* Work to complete *
Copy each line of the entries below that contains the string "name".

* Extracted information *
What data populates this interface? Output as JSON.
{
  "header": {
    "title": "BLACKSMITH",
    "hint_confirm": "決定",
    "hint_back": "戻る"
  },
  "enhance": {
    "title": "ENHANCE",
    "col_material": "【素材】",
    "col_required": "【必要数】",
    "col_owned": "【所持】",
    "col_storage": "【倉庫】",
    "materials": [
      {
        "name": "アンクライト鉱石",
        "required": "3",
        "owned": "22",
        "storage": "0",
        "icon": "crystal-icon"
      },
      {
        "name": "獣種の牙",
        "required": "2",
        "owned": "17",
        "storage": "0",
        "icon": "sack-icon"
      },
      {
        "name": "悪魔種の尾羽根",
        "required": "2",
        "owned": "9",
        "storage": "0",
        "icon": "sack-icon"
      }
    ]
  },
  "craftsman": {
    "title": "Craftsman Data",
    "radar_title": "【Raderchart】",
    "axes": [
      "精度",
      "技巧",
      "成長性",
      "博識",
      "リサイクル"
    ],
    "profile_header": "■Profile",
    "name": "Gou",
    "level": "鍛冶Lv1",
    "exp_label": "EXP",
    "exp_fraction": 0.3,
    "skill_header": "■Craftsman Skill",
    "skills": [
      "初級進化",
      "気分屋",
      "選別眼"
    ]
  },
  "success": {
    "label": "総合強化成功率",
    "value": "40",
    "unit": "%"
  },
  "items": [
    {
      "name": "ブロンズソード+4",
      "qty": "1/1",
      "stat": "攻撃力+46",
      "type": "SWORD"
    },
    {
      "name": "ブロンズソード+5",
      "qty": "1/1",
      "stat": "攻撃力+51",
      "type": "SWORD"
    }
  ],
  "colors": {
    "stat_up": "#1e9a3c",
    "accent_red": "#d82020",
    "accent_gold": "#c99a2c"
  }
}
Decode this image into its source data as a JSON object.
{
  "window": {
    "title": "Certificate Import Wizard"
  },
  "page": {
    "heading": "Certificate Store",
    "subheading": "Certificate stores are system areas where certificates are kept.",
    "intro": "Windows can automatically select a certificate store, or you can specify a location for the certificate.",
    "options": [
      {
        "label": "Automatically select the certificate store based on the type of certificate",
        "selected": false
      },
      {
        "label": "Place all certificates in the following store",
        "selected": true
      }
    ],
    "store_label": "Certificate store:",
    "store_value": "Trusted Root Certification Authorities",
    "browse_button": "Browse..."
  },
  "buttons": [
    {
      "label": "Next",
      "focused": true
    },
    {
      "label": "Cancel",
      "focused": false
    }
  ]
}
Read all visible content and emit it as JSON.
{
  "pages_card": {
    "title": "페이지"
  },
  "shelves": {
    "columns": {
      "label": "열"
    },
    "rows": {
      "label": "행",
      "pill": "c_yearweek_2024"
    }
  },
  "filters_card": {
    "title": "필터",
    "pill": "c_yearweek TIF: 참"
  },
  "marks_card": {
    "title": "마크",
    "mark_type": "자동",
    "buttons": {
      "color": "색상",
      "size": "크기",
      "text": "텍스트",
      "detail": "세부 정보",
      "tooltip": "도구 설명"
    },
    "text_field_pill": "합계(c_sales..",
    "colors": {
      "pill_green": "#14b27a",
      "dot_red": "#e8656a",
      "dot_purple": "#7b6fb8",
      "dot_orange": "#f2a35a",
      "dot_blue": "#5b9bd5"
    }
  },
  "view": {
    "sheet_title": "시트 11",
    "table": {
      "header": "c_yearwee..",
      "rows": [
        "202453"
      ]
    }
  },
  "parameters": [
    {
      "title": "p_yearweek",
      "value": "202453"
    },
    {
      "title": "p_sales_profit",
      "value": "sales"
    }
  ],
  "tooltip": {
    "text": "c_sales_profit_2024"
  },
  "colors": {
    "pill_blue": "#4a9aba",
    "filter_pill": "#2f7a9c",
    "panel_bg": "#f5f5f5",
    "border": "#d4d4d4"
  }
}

* Exercise answer *
        "name": "アンクライト鉱石",
        "name": "獣種の牙",
        "name": "悪魔種の尾羽根",
    "name": "Gou",
      "name": "ブロンズソード+4",
      "name": "ブロンズソード+5",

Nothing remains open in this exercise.